Scotland’s finance secretary Derek Mackay has said Ferguson Marine, which is due to enter administration, could be taken into public ownership
Directors at the Port Glasgow-based shipyard served notice of intent to go into administration on 9 August. This came in the wake of a long-running dispute with the Scottish National Party-run government over constructing two prototype LNG dual-fuel ferries for Caledonian Maritime Assets Limited (CMAL), the state-owned company that provides ferry services and associated infrastructure for routes in the west of Scotland, the Firth of Clyde, Orkney and Shetland. The £97m fixed price contract for the two ferries has reportedly doubled in cost, in part due to technical complexities in developing and installing dual-fuel propulsion.
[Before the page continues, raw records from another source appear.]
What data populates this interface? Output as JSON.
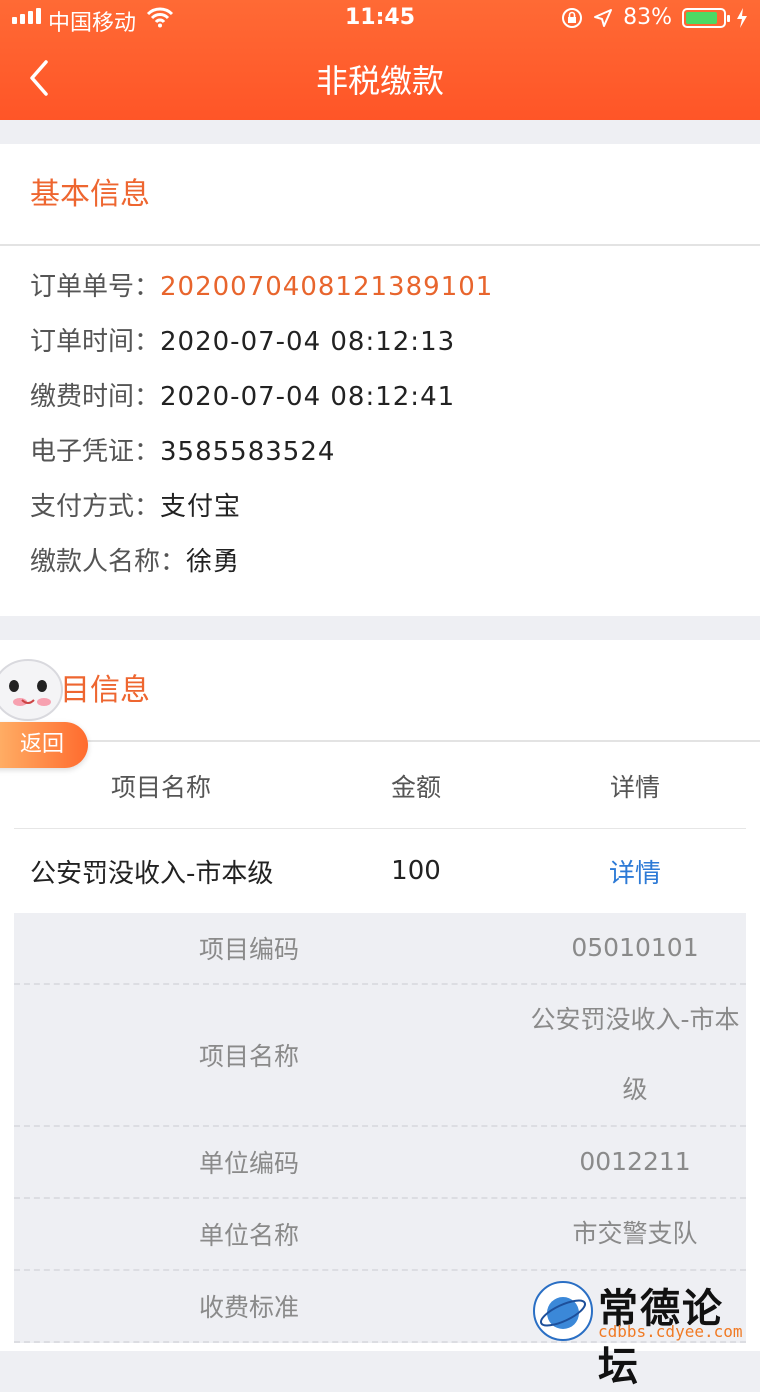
{
  "status_bar": {
    "carrier": "中国移动",
    "time": "11:45",
    "battery": "83%",
    "battery_level": 0.83
  },
  "nav": {
    "title": "非税缴款"
  },
  "basic_info": {
    "title": "基本信息",
    "rows": [
      {
        "label": "订单单号：",
        "value": "20200704081213891​01"
      },
      {
        "label": "订单时间：",
        "value": "2020-07-04 08:12:13"
      },
      {
        "label": "缴费时间：",
        "value": "2020-07-04 08:12:41"
      },
      {
        "label": "电子凭证：",
        "value": "3585583524"
      },
      {
        "label": "支付方式：",
        "value": "支付宝"
      },
      {
        "label": "缴款人名称：",
        "value": "徐勇"
      }
    ]
  },
  "project_info": {
    "title": "项目信息",
    "headers": [
      "项目名称",
      "金额",
      "详情"
    ],
    "row": {
      "name": "公安罚没收入-市本级",
      "amount": "100",
      "detail": "详情"
    },
    "details": [
      {
        "label": "项目编码",
        "value": "05010101"
      },
      {
        "label": "项目名称",
        "value": "公安罚没收入-市本级"
      },
      {
        "label": "单位编码",
        "value": "0012211"
      },
      {
        "label": "单位名称",
        "value": "市交警支队"
      },
      {
        "label": "收费标准",
        "value": ""
      }
    ]
  },
  "floating": {
    "back_label": "返回"
  },
  "watermark": {
    "brand": "常德论坛",
    "url": "cdbbs.cdyee.com"
  },
  "colors": {
    "accent": "#ff5a2b",
    "link": "#2d7ad6",
    "order_no": "#e8652d"
  }
}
“The Scottish Government has now indicated to all relevant parties that we are ready and willing to take Ferguson Marine into public ownership and deliver the ferries to secure the continued employment of the workforce in the yard,” said Mr Mackay in an interview with The Times Scotland on Saturday.
“There remains a process to go through to secure the transfer of the yard to the Scottish Government, and we are hopeful that all parties recognise the importance of completing that transfer as quickly and smoothly as possible,” he added.
In an interview with the BBC’s Good Morning Scotland radio programme, Mr Mackay also said that the government would not "hand over a cheque" to cover completion of the ferries as it would be "illegal" and against EU state aid rules.
Trade union GMB Scotland has backed the nationalisation plan, which would save 350 jobs, tweeting “This is a national asset and we believe public ownership is the right way to go.”
GMB’s general secretary for Scotland Gary Smith told the BBC: "There has been a problem with two contracts but the truth is we are going to have to renew the fleet of CalMac ferries because frankly they’re clapped out.
"We know there are other commercial opportunities out there and we know that Ferguson’s is at the cutting edge of hydrogen technology and above all, the greatest asset at the yard that we’ve got is the workforce."
Founded in 1903, Ferguson Shipbuilders was rescued from administration in 2014 by engineering investment firm Clyde Blowers Capital, owned by entrepreneur and government economic adviser Jim McColl.
Mr McColl has previously criticised plans to nationalise Ferguson Marine, telling UK newspaper Mail on Sunday that it made "no economic sense" and that it would "damage the economy."
Ferguson Marine is also involved in Orkney’s HySeas III hydrogen fuel-cell ferry project as builder, with construction expected to start in 2020 and the vessel due to hit the water in mid-2021.